GE Fanuc Intelligent Platforms will support MTConnect standard
Chicago, IL September 8 -- GE Fanuc Intelligent Platforms, a unit of GE Enterprise Solutions, announced its support of MTConnect, a new communication protocol to link machine tools from varying suppliers around the world. MTConnect will be officially launched by the Association for Manufacturing Technology (AMT) at IMTS 2008, September 8-13, 2008 in Chicago, and on display at the AMT Emerging Technology Center and at the GE Fanuc booth, A-8418, South Hall, at the show. At IMTS, GE Fanuc will demonstrate the integration of GE Fanuc CNC systems into an MTConnect Network and link multiple CNC controllers from both around the show and over the Internet to remote sites using the CIMPLICITY HMI software system.

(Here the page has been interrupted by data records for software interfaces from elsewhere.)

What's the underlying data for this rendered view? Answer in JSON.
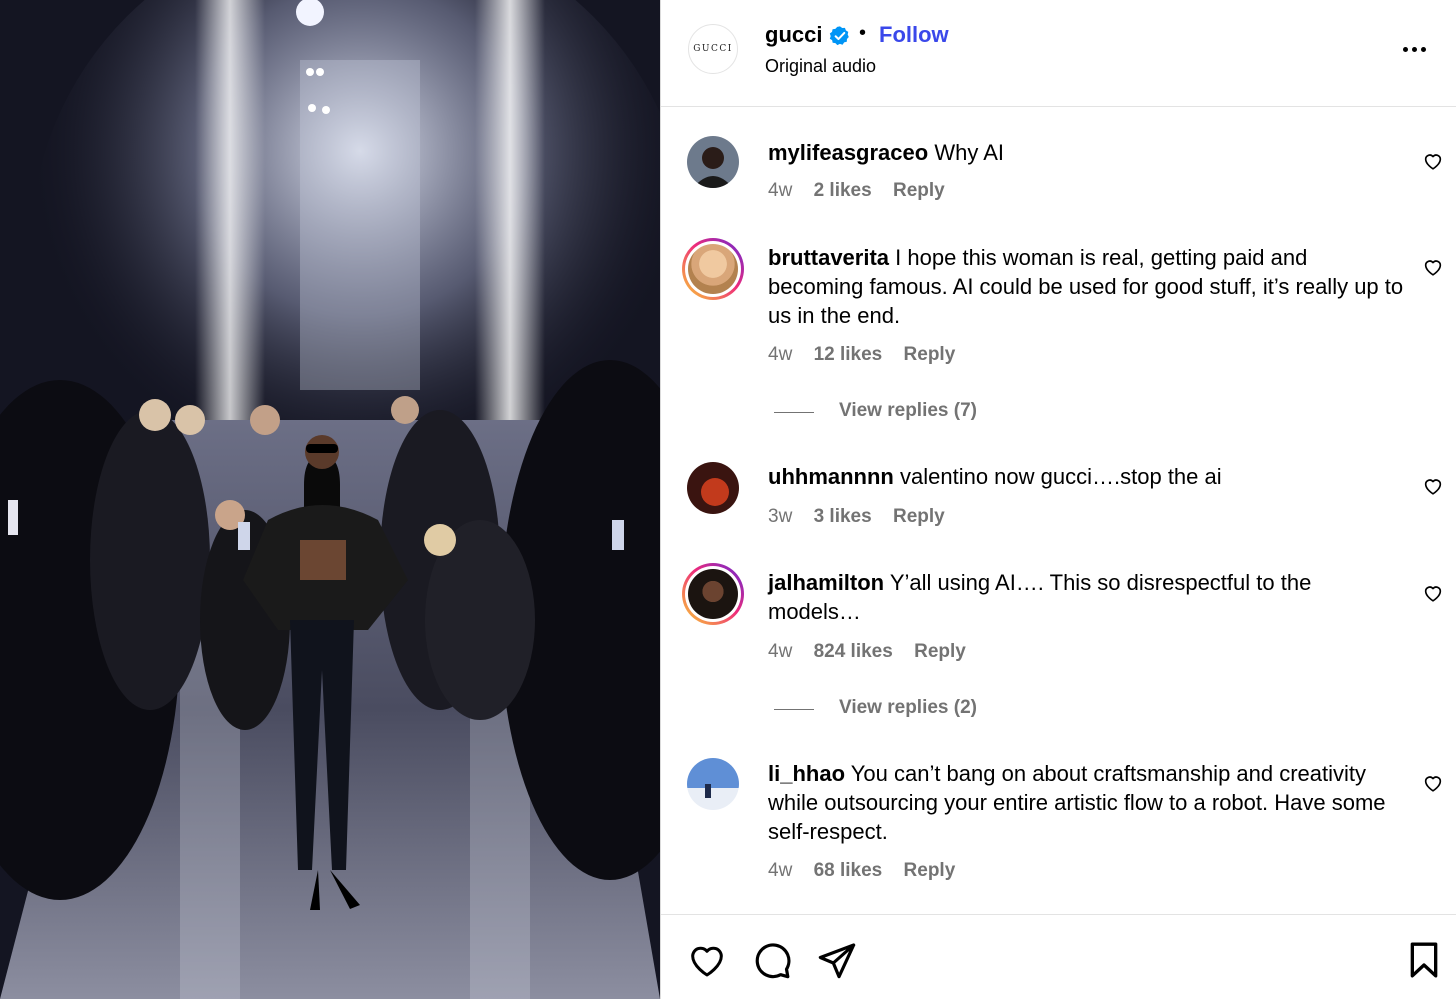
{
  "post": {
    "account": "gucci",
    "avatar_text": "GUCCI",
    "follow_label": "Follow",
    "separator": "•",
    "audio": "Original audio",
    "media_description_icon": "video-frame"
  },
  "comments": [
    {
      "user": "mylifeasgraceo",
      "text": "Why AI",
      "time": "4w",
      "likes": "2 likes",
      "reply": "Reply",
      "has_story_ring": false
    },
    {
      "user": "bruttaverita",
      "text": "I hope this woman is real, getting paid and becoming famous. AI could be used for good stuff, it’s really up to us in the end.",
      "time": "4w",
      "likes": "12 likes",
      "reply": "Reply",
      "has_story_ring": true,
      "view_replies": "View replies (7)"
    },
    {
      "user": "uhhmannnn",
      "text": "valentino now gucci….stop the ai",
      "time": "3w",
      "likes": "3 likes",
      "reply": "Reply",
      "has_story_ring": false
    },
    {
      "user": "jalhamilton",
      "text": "Y’all using AI…. This so disrespectful to the models…",
      "time": "4w",
      "likes": "824 likes",
      "reply": "Reply",
      "has_story_ring": true,
      "view_replies": "View replies (2)"
    },
    {
      "user": "li_hhao",
      "text": "You can’t bang on about craftsmanship and creativity while outsourcing your entire artistic flow to a robot. Have some self-respect.",
      "time": "4w",
      "likes": "68 likes",
      "reply": "Reply",
      "has_story_ring": false
    }
  ],
  "footer_icons": [
    "heart-icon",
    "comment-icon",
    "share-icon",
    "bookmark-icon"
  ],
  "colors": {
    "follow": "#3a48ea",
    "verified": "#0095f6",
    "meta_text": "#737373"
  }
}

MTConnect will enable a host of third-party solution providers to develop software and hardware to make the entire manufacturing enterprise more productive, said John Turner, engineering and solutions manager for GE Fanuc Intelligent Platforms CNC business. MTConnect is designing an open communication standard for interconnectability that mirrors the success occurring in the information technology world. That is, allowing devices, equipment and systems to output data in an understandable format that can be read by any other device using the same standard format to read the data.
Turner has been instrumental in championing the creation of MTConnect from its early stages and in the development of the protocol itself. He has worked closely with other industry influencers as part of AMTs Technical Issues Committee, and later as a member of the MTConnect Technical Advisory Group. In this role, Turner has contributed to the definition of the protocol, communicated its value to the machine-tool-builder and end-user communities, and worked to ensure an open and available architecture that would aid in its wide scale adoption.
MTConnect is based on XML (Extensible Markup Language), which offers widely recognized and accepted flexible representation for exchanging semi-structured machine-readable data. The standard will be open and royalty-free to insure the widest possible acceptance and utility. MTConnect will use commercially available technologies as its basis and will provide royalty-free reference implementations of sample software which can be used as-is, modified to suit special needs, reverse-engineered or included in users' own software systems. This approach allows connectivity from the lowest end of the process chain, nearest the workpiece or shop floor, to the highest design or process planning tools.
The protocol will be rolled out in three phases:
Phase One of the protocol, which is what will be showcased at IMTS 2008, provides the connection between devices through CNCs and the capability of sharing data between them. It allows users to build an application that can interpret the information coming from a wide variety of devices. The application can query another, find out what type of tool it is, and what it is designed to do.
In Phase Two, users will have the ability to write data that is being discovered and shared between devices. The host system would be in charge of sending out the queries between devices and monitoring what each is doing and what data each is collecting. This system will be able to control certain aspects of the CNC remotely including starting/stopping operations and providing setup information on parts, fixturing, tooling, etc.
In Phase Three, and this is the most exciting part of the future of MTConnect, said Turner, we will no longer need to rely on a host system. Information will be shared, collected and controlled across multiple devices, similar to how it is done in a USB hub. The CNC now becomes part of a network that is defined at the machine. This will allow machine-tool builders to build entire applications on top of connection protocols that are already in place for nearly every conceivable type of device.